The scientists then integrated the transparent replica of the rose petal epidermis into an organic solar cell. This resulted in power conversion efficiency gains of twelve percent for vertically incident light. At very shallow incidence angles, the efficiency gain was even higher. The scientists attribute this gain primarily to the excellent omnidirectional antireflection properties of the replicated epidermis that is able to reduce surface reflection to a value below five percent, even for a light incidence angle of nearly 80 degrees. In addition, as examinations using a confocal laser microscope showed, every single replicated epidermal cell works as a microlense.
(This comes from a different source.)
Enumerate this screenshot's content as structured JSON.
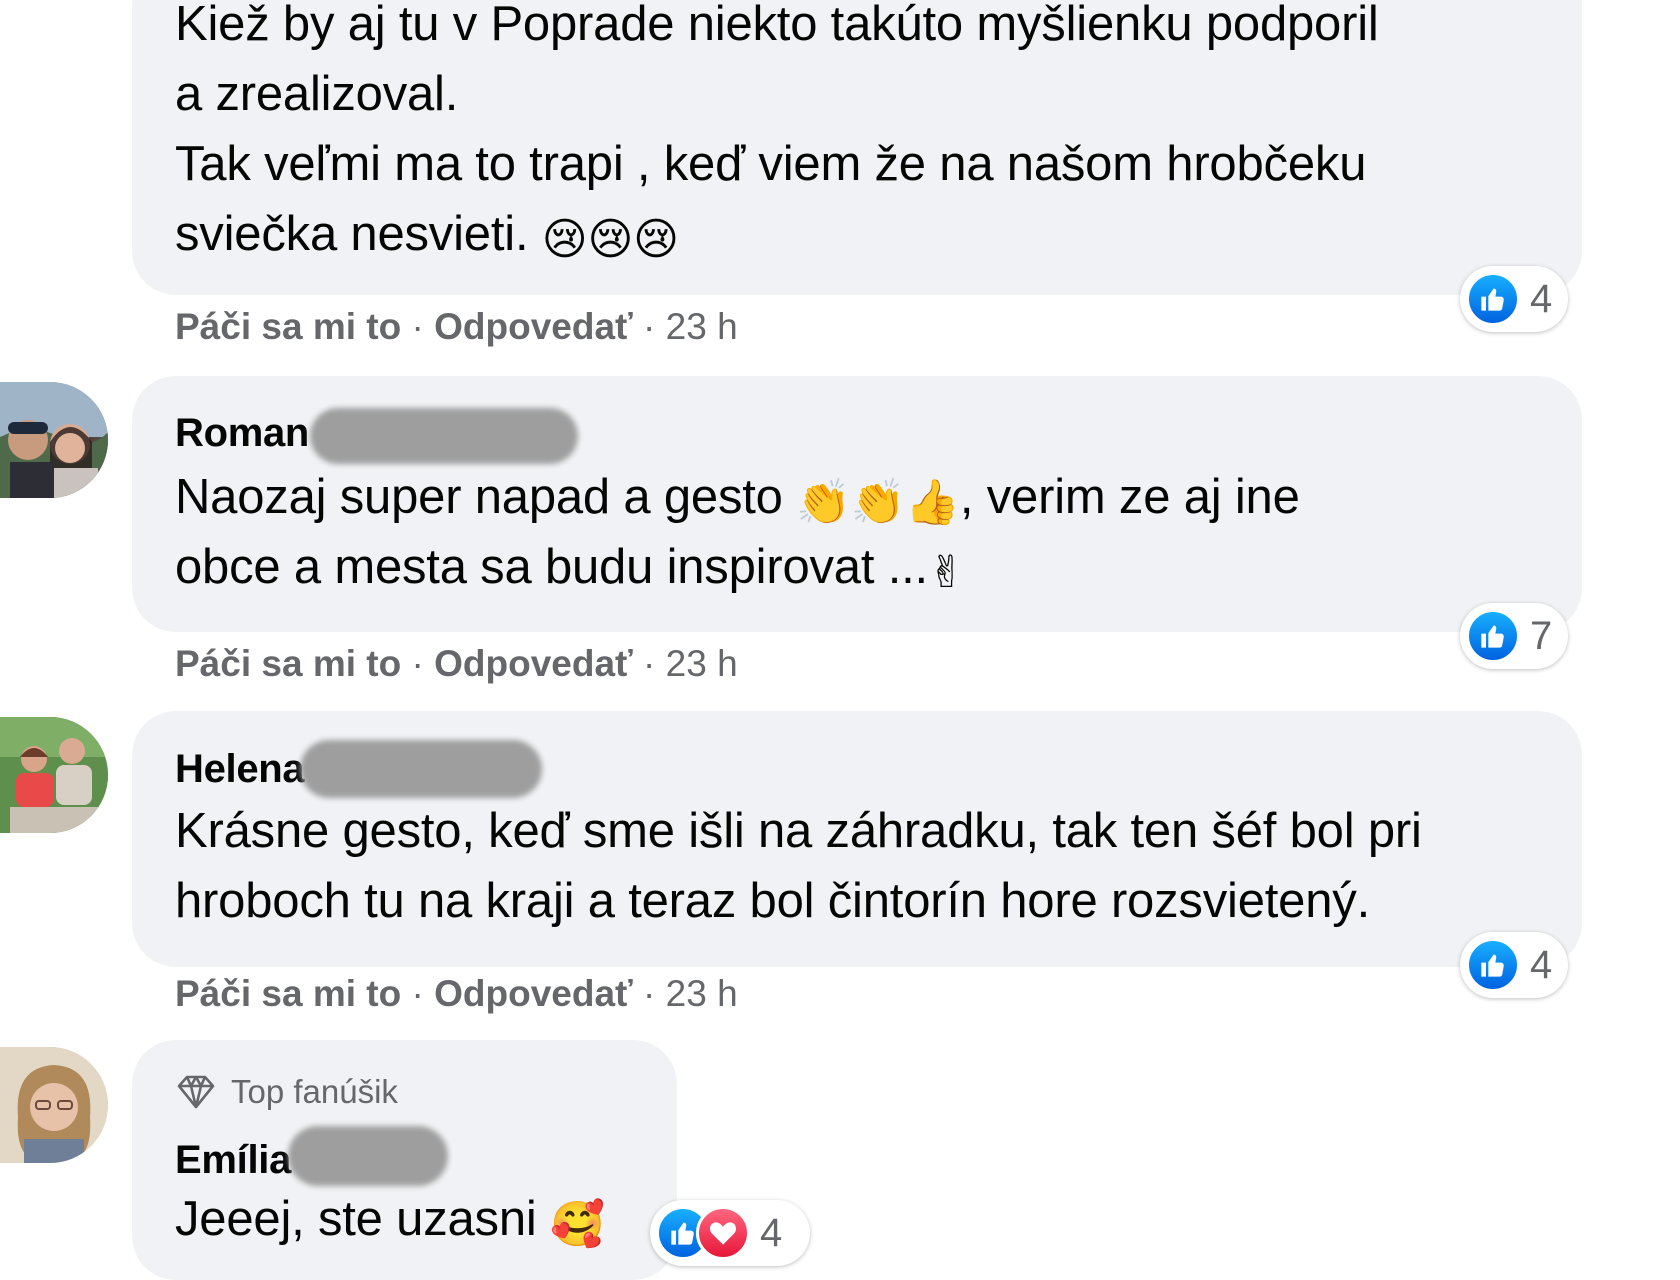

The microlense effect extends the optical path within the solar cell, enhances the light-matter-interaction, and increases the probability that the photons will be absorbed.

“Our method is applicable to both other plant species and other PV technologies,” Guillaume Gomard explains. “Since the surfaces of plants have multifunctional properties, it might be possible in the future to apply multiple of these properties in a single step.” The results of this research lead to another basic question: What is the role of disorganization in complex photonic structures? Further studies are now examining this issue with the perspective that the next generation of solar cells might benefit from their results.

Here’s a link to and a citation for the paper,

Flower Power: Exploiting Plants’ Epidermal Structures for Enhanced Light Harvesting in Thin-Film Solar Cells by Ruben Hünig, Adrian Mertens, Moritz Stephan, Alexander Schulz, Benjamin Richter, Michael Hetterich, Michael Powalla, Uli Lemmer, Alexander Colsmann, and Guillaume Gomard. Advanced Optical Materials  Version of Record online: 30 MAY 2016 DOI: 10.1002/adom.201600046

© 2016 WILEY-VCH Verlag GmbH & Co. KGaA, Weinheim

This paper is behind a paywall.